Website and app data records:
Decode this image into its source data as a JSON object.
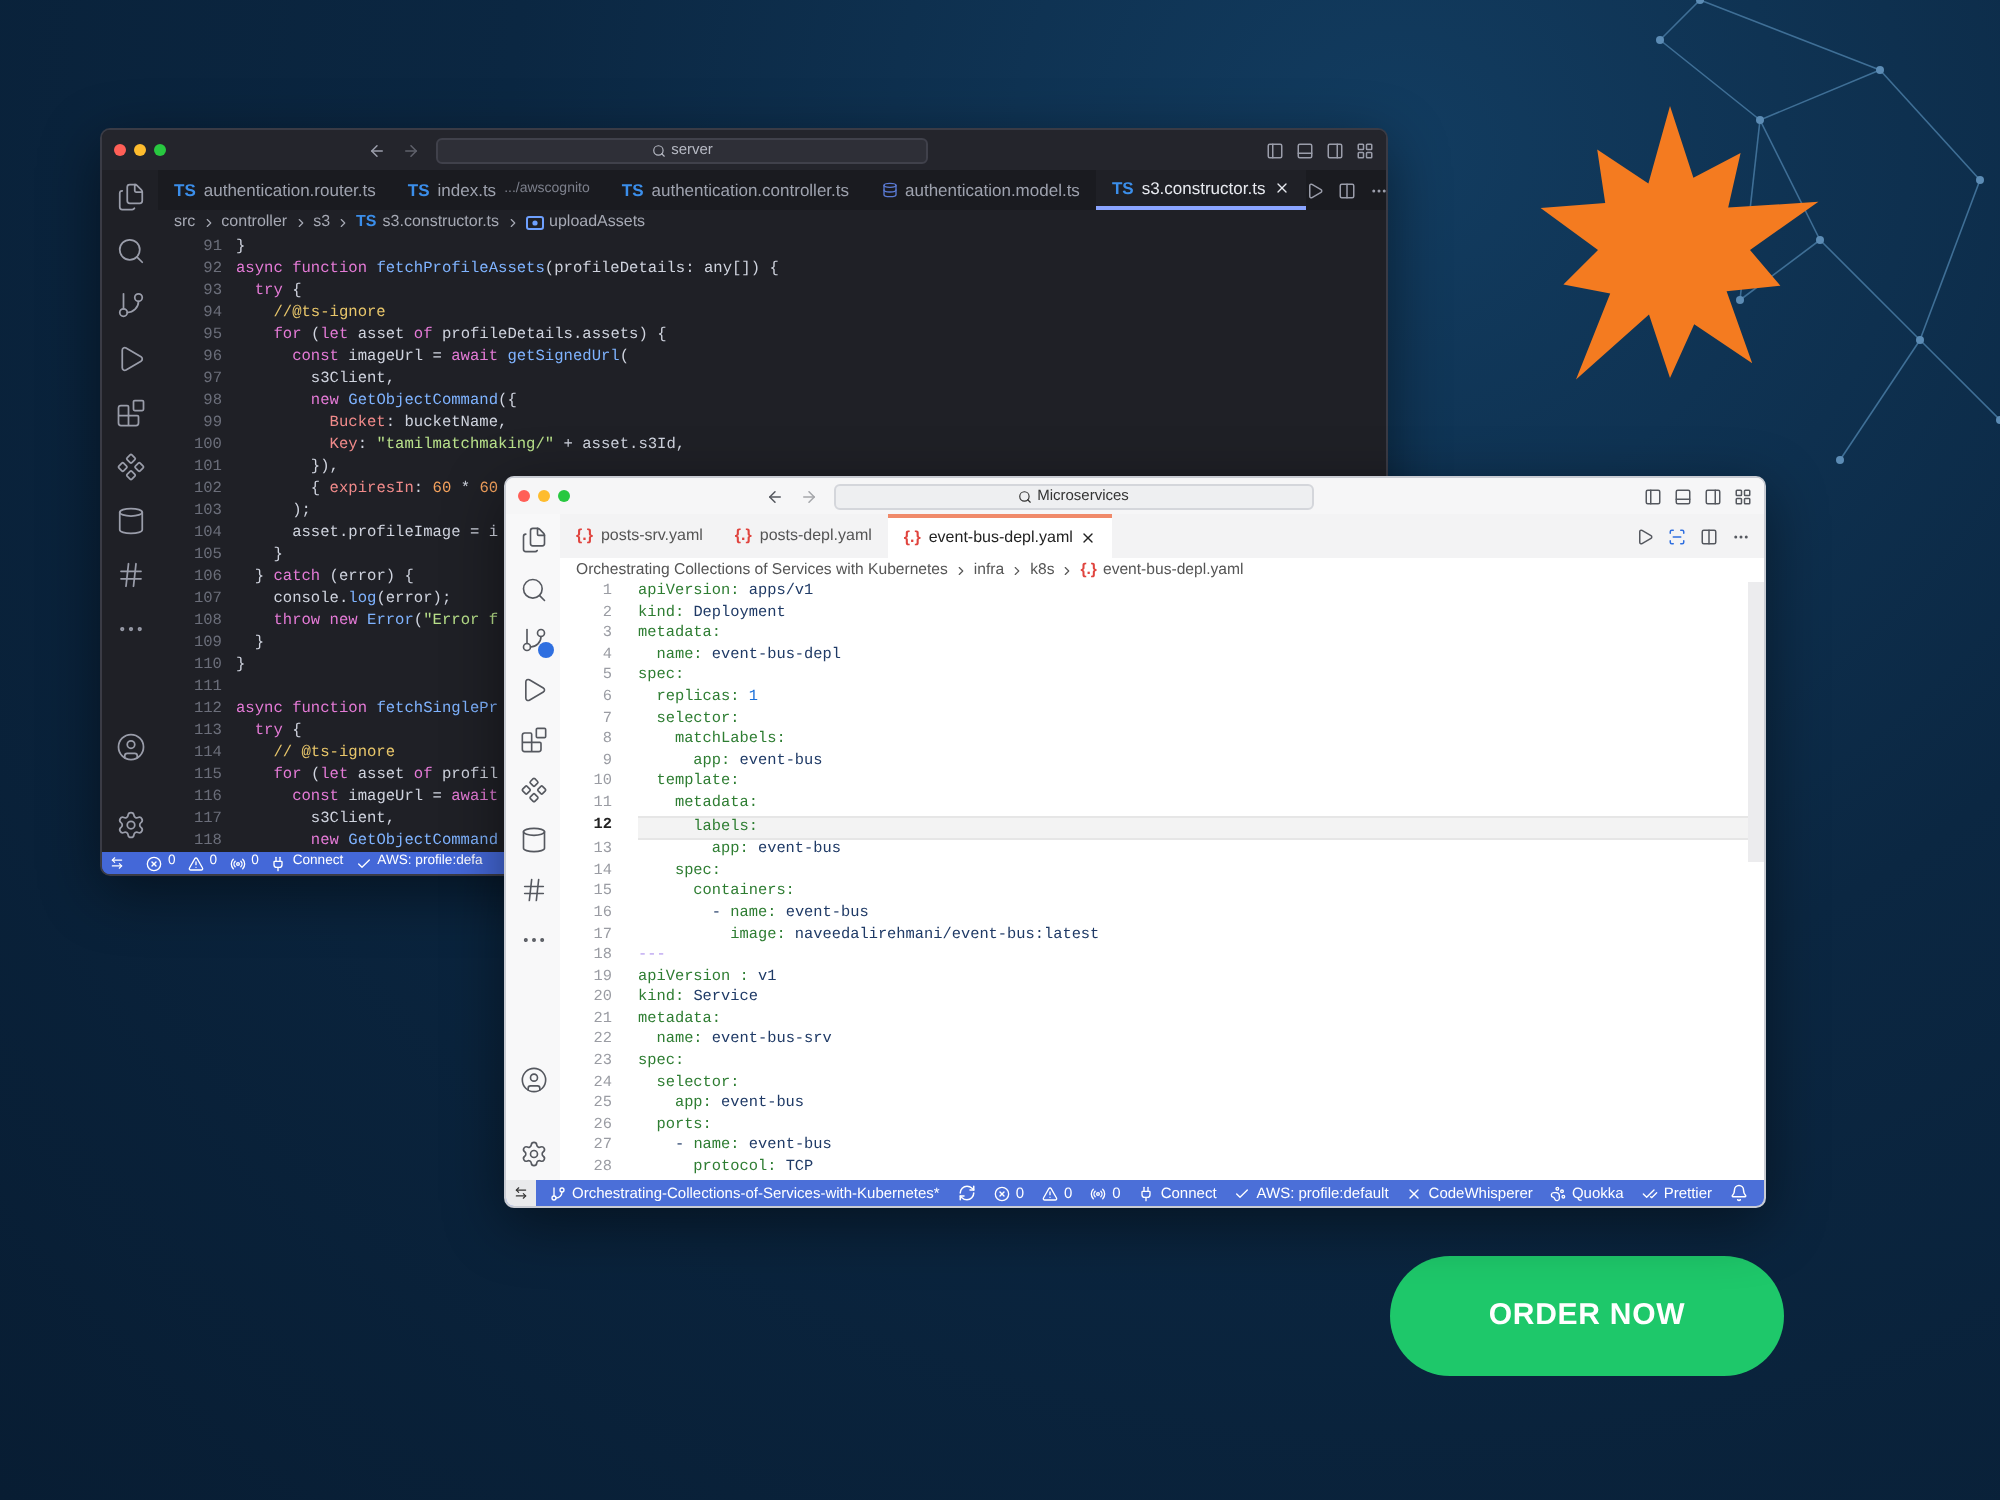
{
  "windows": [
    {
      "kind": "dark",
      "title": "server",
      "tabs": [
        {
          "badge": "TS",
          "label": "authentication.router.ts",
          "selected": false
        },
        {
          "badge": "TS",
          "label": "index.ts",
          "detail": ".../awscognito",
          "selected": false
        },
        {
          "badge": "TS",
          "label": "authentication.controller.ts",
          "selected": false
        },
        {
          "label": "authentication.model.ts",
          "selected": false
        },
        {
          "badge": "TS",
          "label": "s3.constructor.ts",
          "selected": true
        }
      ],
      "breadcrumb": [
        {
          "label": "src"
        },
        {
          "label": "controller"
        },
        {
          "label": "s3"
        },
        {
          "badge": "TS",
          "label": "s3.constructor.ts"
        },
        {
          "kind": "symbol",
          "label": "uploadAssets"
        }
      ],
      "lines": [
        {
          "n": "91",
          "s": [
            {
              "kind": "pl",
              "text": "}"
            }
          ]
        },
        {
          "n": "92",
          "s": [
            {
              "kind": "kw",
              "text": "async function "
            },
            {
              "kind": "fn",
              "text": "fetchProfileAssets"
            },
            {
              "kind": "pl",
              "text": "(profileDetails: any[]) {"
            }
          ]
        },
        {
          "n": "93",
          "s": [
            {
              "kind": "kw",
              "text": "  try "
            },
            {
              "kind": "pl",
              "text": "{"
            }
          ]
        },
        {
          "n": "94",
          "s": [
            {
              "kind": "cm",
              "text": "    //@ts-ignore"
            }
          ]
        },
        {
          "n": "95",
          "s": [
            {
              "kind": "kw",
              "text": "    for "
            },
            {
              "kind": "pl",
              "text": "("
            },
            {
              "kind": "kw",
              "text": "let "
            },
            {
              "kind": "pl",
              "text": "asset "
            },
            {
              "kind": "kw",
              "text": "of "
            },
            {
              "kind": "pl",
              "text": "profileDetails.assets) {"
            }
          ]
        },
        {
          "n": "96",
          "s": [
            {
              "kind": "kw",
              "text": "      const "
            },
            {
              "kind": "pl",
              "text": "imageUrl = "
            },
            {
              "kind": "kw",
              "text": "await "
            },
            {
              "kind": "fn",
              "text": "getSignedUrl"
            },
            {
              "kind": "pl",
              "text": "("
            }
          ]
        },
        {
          "n": "97",
          "s": [
            {
              "kind": "pl",
              "text": "        s3Client,"
            }
          ]
        },
        {
          "n": "98",
          "s": [
            {
              "kind": "kw",
              "text": "        new "
            },
            {
              "kind": "fn",
              "text": "GetObjectCommand"
            },
            {
              "kind": "pl",
              "text": "({"
            }
          ]
        },
        {
          "n": "99",
          "s": [
            {
              "kind": "pr",
              "text": "          Bucket"
            },
            {
              "kind": "pl",
              "text": ": bucketName,"
            }
          ]
        },
        {
          "n": "100",
          "s": [
            {
              "kind": "pr",
              "text": "          Key"
            },
            {
              "kind": "pl",
              "text": ": "
            },
            {
              "kind": "st",
              "text": "\"tamilmatchmaking/\""
            },
            {
              "kind": "pl",
              "text": " + asset.s3Id,"
            }
          ]
        },
        {
          "n": "101",
          "s": [
            {
              "kind": "pl",
              "text": "        }),"
            }
          ]
        },
        {
          "n": "102",
          "s": [
            {
              "kind": "pl",
              "text": "        { "
            },
            {
              "kind": "pr",
              "text": "expiresIn"
            },
            {
              "kind": "pl",
              "text": ": "
            },
            {
              "kind": "nu",
              "text": "60"
            },
            {
              "kind": "pl",
              "text": " * "
            },
            {
              "kind": "nu",
              "text": "60"
            }
          ]
        },
        {
          "n": "103",
          "s": [
            {
              "kind": "pl",
              "text": "      );"
            }
          ]
        },
        {
          "n": "104",
          "s": [
            {
              "kind": "pl",
              "text": "      asset.profileImage = i"
            }
          ]
        },
        {
          "n": "105",
          "s": [
            {
              "kind": "pl",
              "text": "    }"
            }
          ]
        },
        {
          "n": "106",
          "s": [
            {
              "kind": "pl",
              "text": "  } "
            },
            {
              "kind": "kw",
              "text": "catch "
            },
            {
              "kind": "pl",
              "text": "(error) {"
            }
          ]
        },
        {
          "n": "107",
          "s": [
            {
              "kind": "pl",
              "text": "    console."
            },
            {
              "kind": "fn",
              "text": "log"
            },
            {
              "kind": "pl",
              "text": "(error);"
            }
          ]
        },
        {
          "n": "108",
          "s": [
            {
              "kind": "kw",
              "text": "    throw new "
            },
            {
              "kind": "fn",
              "text": "Error"
            },
            {
              "kind": "pl",
              "text": "("
            },
            {
              "kind": "st",
              "text": "\"Error f"
            }
          ]
        },
        {
          "n": "109",
          "s": [
            {
              "kind": "pl",
              "text": "  }"
            }
          ]
        },
        {
          "n": "110",
          "s": [
            {
              "kind": "pl",
              "text": "}"
            }
          ]
        },
        {
          "n": "111"
        },
        {
          "n": "112",
          "s": [
            {
              "kind": "kw",
              "text": "async function "
            },
            {
              "kind": "fn",
              "text": "fetchSinglePr"
            }
          ]
        },
        {
          "n": "113",
          "s": [
            {
              "kind": "kw",
              "text": "  try "
            },
            {
              "kind": "pl",
              "text": "{"
            }
          ]
        },
        {
          "n": "114",
          "s": [
            {
              "kind": "cm",
              "text": "    // @ts-ignore"
            }
          ]
        },
        {
          "n": "115",
          "s": [
            {
              "kind": "kw",
              "text": "    for "
            },
            {
              "kind": "pl",
              "text": "("
            },
            {
              "kind": "kw",
              "text": "let "
            },
            {
              "kind": "pl",
              "text": "asset "
            },
            {
              "kind": "kw",
              "text": "of "
            },
            {
              "kind": "pl",
              "text": "profil"
            }
          ]
        },
        {
          "n": "116",
          "s": [
            {
              "kind": "kw",
              "text": "      const "
            },
            {
              "kind": "pl",
              "text": "imageUrl = "
            },
            {
              "kind": "kw",
              "text": "await"
            }
          ]
        },
        {
          "n": "117",
          "s": [
            {
              "kind": "pl",
              "text": "        s3Client,"
            }
          ]
        },
        {
          "n": "118",
          "s": [
            {
              "kind": "kw",
              "text": "        new "
            },
            {
              "kind": "fn",
              "text": "GetObjectCommand"
            }
          ]
        }
      ],
      "status": [
        {
          "kind": "error",
          "label": "0"
        },
        {
          "kind": "warning",
          "label": "0"
        },
        {
          "kind": "ports",
          "label": "0"
        },
        {
          "kind": "plug",
          "label": "Connect"
        },
        {
          "kind": "check",
          "label": "AWS: profile:defa"
        }
      ]
    },
    {
      "kind": "light",
      "title": "Microservices",
      "tabs": [
        {
          "badge": "{.}",
          "label": "posts-srv.yaml",
          "selected": false
        },
        {
          "badge": "{.}",
          "label": "posts-depl.yaml",
          "selected": false
        },
        {
          "badge": "{.}",
          "label": "event-bus-depl.yaml",
          "selected": true
        }
      ],
      "breadcrumb": [
        {
          "label": "Orchestrating Collections of Services with Kubernetes"
        },
        {
          "label": "infra"
        },
        {
          "label": "k8s"
        },
        {
          "badge": "{.}",
          "label": "event-bus-depl.yaml"
        }
      ],
      "lines": [
        {
          "n": "1",
          "current": false,
          "s": [
            {
              "kind": "ky",
              "text": "apiVersion:"
            },
            {
              "kind": "va",
              "text": " apps/v1"
            }
          ]
        },
        {
          "n": "2",
          "current": false,
          "s": [
            {
              "kind": "ky",
              "text": "kind:"
            },
            {
              "kind": "va",
              "text": " Deployment"
            }
          ]
        },
        {
          "n": "3",
          "current": false,
          "s": [
            {
              "kind": "ky",
              "text": "metadata:"
            }
          ]
        },
        {
          "n": "4",
          "current": false,
          "s": [
            {
              "kind": "ky",
              "text": "  name:"
            },
            {
              "kind": "va",
              "text": " event-bus-depl"
            }
          ]
        },
        {
          "n": "5",
          "current": false,
          "s": [
            {
              "kind": "ky",
              "text": "spec:"
            }
          ]
        },
        {
          "n": "6",
          "current": false,
          "s": [
            {
              "kind": "ky",
              "text": "  replicas:"
            },
            {
              "kind": "nu",
              "text": " 1"
            }
          ]
        },
        {
          "n": "7",
          "current": false,
          "s": [
            {
              "kind": "ky",
              "text": "  selector:"
            }
          ]
        },
        {
          "n": "8",
          "current": false,
          "s": [
            {
              "kind": "ky",
              "text": "    matchLabels:"
            }
          ]
        },
        {
          "n": "9",
          "current": false,
          "s": [
            {
              "kind": "ky",
              "text": "      app:"
            },
            {
              "kind": "va",
              "text": " event-bus"
            }
          ]
        },
        {
          "n": "10",
          "current": false,
          "s": [
            {
              "kind": "ky",
              "text": "  template:"
            }
          ]
        },
        {
          "n": "11",
          "current": false,
          "s": [
            {
              "kind": "ky",
              "text": "    metadata:"
            }
          ]
        },
        {
          "n": "12",
          "current": true,
          "s": [
            {
              "kind": "ky",
              "text": "      labels:"
            }
          ]
        },
        {
          "n": "13",
          "current": false,
          "s": [
            {
              "kind": "ky",
              "text": "        app:"
            },
            {
              "kind": "va",
              "text": " event-bus"
            }
          ]
        },
        {
          "n": "14",
          "current": false,
          "s": [
            {
              "kind": "ky",
              "text": "    spec:"
            }
          ]
        },
        {
          "n": "15",
          "current": false,
          "s": [
            {
              "kind": "ky",
              "text": "      containers:"
            }
          ]
        },
        {
          "n": "16",
          "current": false,
          "s": [
            {
              "kind": "va",
              "text": "        - "
            },
            {
              "kind": "ky",
              "text": "name:"
            },
            {
              "kind": "va",
              "text": " event-bus"
            }
          ]
        },
        {
          "n": "17",
          "current": false,
          "s": [
            {
              "kind": "ky",
              "text": "          image:"
            },
            {
              "kind": "va",
              "text": " naveedalirehmani/event-bus:latest"
            }
          ]
        },
        {
          "n": "18",
          "current": false,
          "s": [
            {
              "kind": "sp",
              "text": "---"
            }
          ]
        },
        {
          "n": "19",
          "current": false,
          "s": [
            {
              "kind": "ky",
              "text": "apiVersion :"
            },
            {
              "kind": "va",
              "text": " v1"
            }
          ]
        },
        {
          "n": "20",
          "current": false,
          "s": [
            {
              "kind": "ky",
              "text": "kind:"
            },
            {
              "kind": "va",
              "text": " Service"
            }
          ]
        },
        {
          "n": "21",
          "current": false,
          "s": [
            {
              "kind": "ky",
              "text": "metadata:"
            }
          ]
        },
        {
          "n": "22",
          "current": false,
          "s": [
            {
              "kind": "ky",
              "text": "  name:"
            },
            {
              "kind": "va",
              "text": " event-bus-srv"
            }
          ]
        },
        {
          "n": "23",
          "current": false,
          "s": [
            {
              "kind": "ky",
              "text": "spec:"
            }
          ]
        },
        {
          "n": "24",
          "current": false,
          "s": [
            {
              "kind": "ky",
              "text": "  selector:"
            }
          ]
        },
        {
          "n": "25",
          "current": false,
          "s": [
            {
              "kind": "ky",
              "text": "    app:"
            },
            {
              "kind": "va",
              "text": " event-bus"
            }
          ]
        },
        {
          "n": "26",
          "current": false,
          "s": [
            {
              "kind": "ky",
              "text": "  ports:"
            }
          ]
        },
        {
          "n": "27",
          "current": false,
          "s": [
            {
              "kind": "va",
              "text": "    - "
            },
            {
              "kind": "ky",
              "text": "name:"
            },
            {
              "kind": "va",
              "text": " event-bus"
            }
          ]
        },
        {
          "n": "28",
          "current": false,
          "s": [
            {
              "kind": "ky",
              "text": "      protocol:"
            },
            {
              "kind": "va",
              "text": " TCP"
            }
          ]
        }
      ],
      "status": [
        {
          "kind": "branch",
          "label": "Orchestrating-Collections-of-Services-with-Kubernetes*"
        },
        {
          "kind": "sync"
        },
        {
          "kind": "error",
          "label": "0"
        },
        {
          "kind": "warning",
          "label": "0"
        },
        {
          "kind": "ports",
          "label": "0"
        },
        {
          "kind": "plug",
          "label": "Connect"
        },
        {
          "kind": "check",
          "label": "AWS: profile:default"
        },
        {
          "kind": "x",
          "label": "CodeWhisperer"
        }
      ],
      "status_right": [
        {
          "kind": "quokka",
          "label": "Quokka"
        },
        {
          "kind": "prettier",
          "label": "Prettier"
        },
        {
          "kind": "bell"
        }
      ]
    }
  ],
  "order_button": "ORDER NOW"
}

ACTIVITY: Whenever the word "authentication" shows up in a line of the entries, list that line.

SOLUTION TO THE EXERCISE:
          "label": "authentication.router.ts",
          "label": "authentication.controller.ts",
          "label": "authentication.model.ts",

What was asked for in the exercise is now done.